■ Instructions for the task
Lines where the string "cycle" appears are to be copied from the entries below.
%%
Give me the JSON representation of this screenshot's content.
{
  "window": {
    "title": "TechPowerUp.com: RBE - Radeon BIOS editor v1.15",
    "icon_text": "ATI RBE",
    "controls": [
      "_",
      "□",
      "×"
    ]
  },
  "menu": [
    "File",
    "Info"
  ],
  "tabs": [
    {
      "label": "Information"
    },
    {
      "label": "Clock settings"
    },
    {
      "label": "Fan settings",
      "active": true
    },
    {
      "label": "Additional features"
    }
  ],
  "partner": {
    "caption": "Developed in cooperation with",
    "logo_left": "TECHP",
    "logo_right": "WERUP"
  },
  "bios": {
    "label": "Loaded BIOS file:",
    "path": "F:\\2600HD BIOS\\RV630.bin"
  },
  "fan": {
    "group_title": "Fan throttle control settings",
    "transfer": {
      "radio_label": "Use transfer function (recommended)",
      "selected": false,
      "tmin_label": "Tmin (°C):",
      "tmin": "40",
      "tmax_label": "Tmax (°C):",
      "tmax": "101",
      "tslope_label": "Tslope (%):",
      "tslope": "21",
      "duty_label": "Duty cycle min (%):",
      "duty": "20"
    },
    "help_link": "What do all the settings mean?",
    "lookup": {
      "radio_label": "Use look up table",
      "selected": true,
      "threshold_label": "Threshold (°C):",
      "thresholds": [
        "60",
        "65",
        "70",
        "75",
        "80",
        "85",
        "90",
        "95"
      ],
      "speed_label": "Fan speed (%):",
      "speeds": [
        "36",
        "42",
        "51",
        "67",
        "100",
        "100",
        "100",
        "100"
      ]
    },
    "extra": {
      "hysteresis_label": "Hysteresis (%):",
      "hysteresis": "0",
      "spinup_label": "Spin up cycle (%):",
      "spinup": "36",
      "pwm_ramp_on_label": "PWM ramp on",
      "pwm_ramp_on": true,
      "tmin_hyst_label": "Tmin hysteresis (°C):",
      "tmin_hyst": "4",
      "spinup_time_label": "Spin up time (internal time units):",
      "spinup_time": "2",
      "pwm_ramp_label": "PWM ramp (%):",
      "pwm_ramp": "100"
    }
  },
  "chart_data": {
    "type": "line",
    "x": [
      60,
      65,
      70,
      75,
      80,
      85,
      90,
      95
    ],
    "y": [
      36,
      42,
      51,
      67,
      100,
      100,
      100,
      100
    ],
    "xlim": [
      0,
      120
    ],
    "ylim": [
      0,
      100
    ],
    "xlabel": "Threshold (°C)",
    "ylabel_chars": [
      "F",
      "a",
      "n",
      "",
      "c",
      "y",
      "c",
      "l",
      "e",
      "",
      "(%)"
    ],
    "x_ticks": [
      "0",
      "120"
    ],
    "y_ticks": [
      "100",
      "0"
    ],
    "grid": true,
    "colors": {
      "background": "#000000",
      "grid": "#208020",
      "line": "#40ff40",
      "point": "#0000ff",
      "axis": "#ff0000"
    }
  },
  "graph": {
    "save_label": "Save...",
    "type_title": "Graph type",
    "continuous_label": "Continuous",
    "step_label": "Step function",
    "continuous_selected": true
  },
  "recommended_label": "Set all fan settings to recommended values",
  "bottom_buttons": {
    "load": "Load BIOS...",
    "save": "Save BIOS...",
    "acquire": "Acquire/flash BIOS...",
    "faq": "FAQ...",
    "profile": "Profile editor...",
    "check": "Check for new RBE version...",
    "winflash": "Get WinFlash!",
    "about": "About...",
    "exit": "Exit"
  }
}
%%
■ Solved exercise
      "duty_label": "Duty cycle min (%):",
      "spinup_label": "Spin up cycle (%):",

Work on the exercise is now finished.